'Eye am She' by Lorna Brown at Berrington Hall
In 2018 we were joined by Herefordshire artist Lorna J Brown as she told the story of Ann Bangham (first lady of Berrington) in an entirely new way through her contemporary artwork 'Eye am She'.
In 2018 the National Trust launched a year long programme of activity called ‘Women and Power’ to commemorate 100 years since most women received the right to vote. This was designed to offer places the chance to research and share sometimes forgotten stories of the women behind these special places. Here at Berrington we worked with Herefordshire based artist, Lorna J Brown, to interpret the story of Berrington's own strong women in a new way.
Lorna J Brown thoroughly researched Berrington’s history and created 'Eye am She' after being inspired by Ann Bangham, the first lady of Berrington. Brown drew inspiration from the life of Ann and the eighteenth century culture that surrounded women. She then combined this inspiration with another exhibition that you can still discover at Berrington, 'A Dress Fit for a King', which tells Ann's story for the first time through costume, including her original dress which was acquired at auction.
Brown drew on what we know of Ann and used elements of it to be incorporated into 'Eye am She'. Brown said: ‘It’s quite likely that Berrington would have been a time of reflection for Ann [I have] discussed that by creating a room of reflection’. Themes such as this were overlooked for some time, however by working with Brown we were able to share them in a new and creative way.

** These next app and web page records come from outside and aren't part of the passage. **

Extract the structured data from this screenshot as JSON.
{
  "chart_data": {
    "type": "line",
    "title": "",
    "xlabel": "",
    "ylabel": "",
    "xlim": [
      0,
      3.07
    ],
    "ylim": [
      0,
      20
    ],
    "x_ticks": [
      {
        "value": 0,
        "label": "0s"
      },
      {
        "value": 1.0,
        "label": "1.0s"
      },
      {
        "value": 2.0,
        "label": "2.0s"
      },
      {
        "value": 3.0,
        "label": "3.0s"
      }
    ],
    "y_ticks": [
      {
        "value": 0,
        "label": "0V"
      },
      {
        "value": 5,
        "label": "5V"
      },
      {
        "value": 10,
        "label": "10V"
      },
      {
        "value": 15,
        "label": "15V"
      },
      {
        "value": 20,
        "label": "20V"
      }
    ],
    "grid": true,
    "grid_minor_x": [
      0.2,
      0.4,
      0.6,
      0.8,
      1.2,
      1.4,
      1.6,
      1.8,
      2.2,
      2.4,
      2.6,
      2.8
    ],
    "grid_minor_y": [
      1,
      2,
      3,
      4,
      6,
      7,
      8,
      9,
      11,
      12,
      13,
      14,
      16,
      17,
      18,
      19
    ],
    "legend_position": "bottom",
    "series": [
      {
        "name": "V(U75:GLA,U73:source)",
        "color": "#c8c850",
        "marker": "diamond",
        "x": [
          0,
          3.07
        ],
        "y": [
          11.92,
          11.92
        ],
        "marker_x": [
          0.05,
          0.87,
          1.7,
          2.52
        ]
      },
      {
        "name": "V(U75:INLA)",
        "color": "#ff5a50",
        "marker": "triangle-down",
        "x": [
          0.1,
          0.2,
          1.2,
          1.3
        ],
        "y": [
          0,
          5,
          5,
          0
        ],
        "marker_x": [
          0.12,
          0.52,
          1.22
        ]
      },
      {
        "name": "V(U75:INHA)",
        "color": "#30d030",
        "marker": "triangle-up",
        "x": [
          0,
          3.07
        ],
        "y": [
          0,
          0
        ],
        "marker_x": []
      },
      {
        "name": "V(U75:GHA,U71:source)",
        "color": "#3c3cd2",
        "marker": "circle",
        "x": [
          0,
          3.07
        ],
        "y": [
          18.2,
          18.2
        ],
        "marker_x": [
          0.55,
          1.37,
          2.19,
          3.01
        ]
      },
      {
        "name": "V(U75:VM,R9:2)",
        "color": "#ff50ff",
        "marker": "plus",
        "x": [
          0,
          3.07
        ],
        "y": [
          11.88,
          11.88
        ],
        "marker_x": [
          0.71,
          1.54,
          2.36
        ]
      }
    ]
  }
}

This mixed-media art installation offered a fresh perspective on how we as a society can reflect on the difference between our own culture, the lifestyle of Ann and all eighteenth century women.
‘Eye am She’ paid homage to the female space and experience. Centred around the life of Ann, it explored both a factual and hypothetical narrative of the life of this eighteenth century socialite and her experience of motherhood and womanhood.
'A Dress Fit for a King' and 'Eye am She' worked together to create a new outlook on the life of Ann Bangham, the life of gentry women and Georgian 'celebrity culture'.
There are other elements that Brown focused on, which incorporate Berrington’s ‘spirit of place’. The artwork comprised a tribute to the ‘Secret Language of Flowers’, introduced to Britain in 1717. The display included many different flowers, symbolic of motherhood and family.
Brown also paid homage to the Georgian 'Lover’s Eye/Eye Miniature'; in doing this she observed both the subject and the viewer in sympathetic allusion to the woman as watched.